You end up with a flat seam without worrying about scorching or puckering from steam. If you really want to use steam, give just a second of steam before you put the wood down.


(Do you think that woman needs cosmetic surgery on her hands? Yikes!)

14 comments:

paula, the quilter said...

It's called a clapper. Thanks for reminding me of that. I actually use a 2x4 that has been sanded smooth.

The Calico Cat said...

clapper - but Paula beat me to that.

Low tech to the rescue!

Kim said...

My grandmother had one - never knew what she used it for. Thanks.

Rian said...

Interesting. Never saw one of those before. I never use steam either. I spritz my clothes the old fashoned way and roll 'em up before pressing. My irons last a whole lot longer that way.

Nellie's Needles said...

Actually that's a little ironing board for shaped seams that you're using as a clapper. The clapper is an oblong thick piece of wood that is shaped to easily hold it in your hand. Both of these pressing tools are made by June Taylor.

I've been using the clapper on the finished binding of my quilts. Nothing else makes those corners with the extra fabric in them lie nice and flat.

Joyce said...

Sounds interesting. I'll have to watch our thrift stores for a clapper.

Vicki W said...

It's a great too and actually any smooth block of wood will do. No need to buy an actual clapper.

Debra said...

Technically, it's called a Point Presser & a clapper. A 2fer tool!

Beena said...

I have never seen one of these before. But I've heard of people using a wooden cutting board (that's bought especially just for sewing, not for food), when ironing quilting seams. People swear by the pressing of seams on wood to get them really flat.

Libby Fife said...

Well, that is the best tip I have heard in a really long time. Thanks for sharing it. I will need to get some wood I think and maybe even modify my ironing board a bit.

jenclair said...

I've never seen one of these, but thanks for sharing another great tip!

Liz said...

Oh my. I learned to use one of those a lo-o-o-o-ong time ago and have since forgotten it completely! I know what I'll be looking for now!

Kathleen said...

Thanks for the tip.

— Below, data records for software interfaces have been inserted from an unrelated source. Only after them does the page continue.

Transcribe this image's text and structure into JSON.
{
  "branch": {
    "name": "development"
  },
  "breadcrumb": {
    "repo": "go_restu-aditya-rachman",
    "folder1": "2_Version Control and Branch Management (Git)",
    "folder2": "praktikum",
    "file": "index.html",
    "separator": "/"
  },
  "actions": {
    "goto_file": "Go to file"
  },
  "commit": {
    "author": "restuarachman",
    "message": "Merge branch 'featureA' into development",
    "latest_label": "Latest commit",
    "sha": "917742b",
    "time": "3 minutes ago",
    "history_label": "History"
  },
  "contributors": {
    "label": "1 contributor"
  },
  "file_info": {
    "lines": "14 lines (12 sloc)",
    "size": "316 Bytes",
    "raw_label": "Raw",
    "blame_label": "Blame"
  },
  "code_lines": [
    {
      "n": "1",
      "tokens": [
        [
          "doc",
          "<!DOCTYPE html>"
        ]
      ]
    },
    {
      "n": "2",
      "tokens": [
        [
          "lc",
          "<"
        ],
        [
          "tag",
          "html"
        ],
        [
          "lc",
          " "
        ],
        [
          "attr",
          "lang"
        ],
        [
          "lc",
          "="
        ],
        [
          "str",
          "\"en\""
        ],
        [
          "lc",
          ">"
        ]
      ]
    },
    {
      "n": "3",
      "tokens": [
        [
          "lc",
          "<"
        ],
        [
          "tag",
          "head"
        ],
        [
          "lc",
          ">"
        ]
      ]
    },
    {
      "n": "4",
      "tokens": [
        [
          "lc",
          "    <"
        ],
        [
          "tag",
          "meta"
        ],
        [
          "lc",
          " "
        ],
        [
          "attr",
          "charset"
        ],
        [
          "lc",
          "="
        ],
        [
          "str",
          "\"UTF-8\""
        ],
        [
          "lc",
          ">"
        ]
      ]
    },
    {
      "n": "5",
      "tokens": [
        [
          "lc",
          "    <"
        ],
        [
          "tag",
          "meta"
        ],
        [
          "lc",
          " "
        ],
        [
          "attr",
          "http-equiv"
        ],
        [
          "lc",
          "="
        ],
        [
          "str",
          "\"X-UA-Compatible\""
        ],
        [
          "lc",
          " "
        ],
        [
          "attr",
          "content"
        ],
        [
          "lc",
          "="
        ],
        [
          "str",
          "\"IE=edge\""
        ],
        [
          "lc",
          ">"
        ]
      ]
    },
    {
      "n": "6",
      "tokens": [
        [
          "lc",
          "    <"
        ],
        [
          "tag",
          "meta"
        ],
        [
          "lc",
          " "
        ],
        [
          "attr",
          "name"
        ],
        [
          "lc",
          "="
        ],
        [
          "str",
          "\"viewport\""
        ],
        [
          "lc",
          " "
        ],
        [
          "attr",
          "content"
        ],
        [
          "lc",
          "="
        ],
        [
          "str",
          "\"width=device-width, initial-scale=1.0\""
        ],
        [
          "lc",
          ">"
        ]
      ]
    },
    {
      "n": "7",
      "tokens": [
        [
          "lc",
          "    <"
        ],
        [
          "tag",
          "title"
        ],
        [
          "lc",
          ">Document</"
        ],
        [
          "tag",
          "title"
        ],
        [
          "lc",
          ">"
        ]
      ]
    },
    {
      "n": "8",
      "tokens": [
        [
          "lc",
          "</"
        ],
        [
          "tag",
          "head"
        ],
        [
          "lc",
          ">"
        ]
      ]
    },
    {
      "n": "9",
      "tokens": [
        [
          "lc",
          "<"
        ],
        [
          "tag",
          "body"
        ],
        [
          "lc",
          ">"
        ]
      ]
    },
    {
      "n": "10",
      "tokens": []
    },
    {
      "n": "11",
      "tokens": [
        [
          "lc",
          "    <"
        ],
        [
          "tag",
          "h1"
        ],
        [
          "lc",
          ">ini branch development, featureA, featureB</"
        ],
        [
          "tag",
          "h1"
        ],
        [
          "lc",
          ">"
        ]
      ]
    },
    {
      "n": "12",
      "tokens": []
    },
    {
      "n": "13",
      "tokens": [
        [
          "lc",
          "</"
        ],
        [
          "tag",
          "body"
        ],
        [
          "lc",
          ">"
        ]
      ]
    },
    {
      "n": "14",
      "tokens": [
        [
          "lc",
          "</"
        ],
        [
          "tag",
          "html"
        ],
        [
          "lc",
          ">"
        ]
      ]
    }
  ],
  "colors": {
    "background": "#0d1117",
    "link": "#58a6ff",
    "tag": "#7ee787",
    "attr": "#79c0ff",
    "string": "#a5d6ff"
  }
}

Pressing is the most challenging part of quilting for me.

*karendianne. said...

Now this is something I could really use!!!

Just one more thing I picked up coming out of the basement.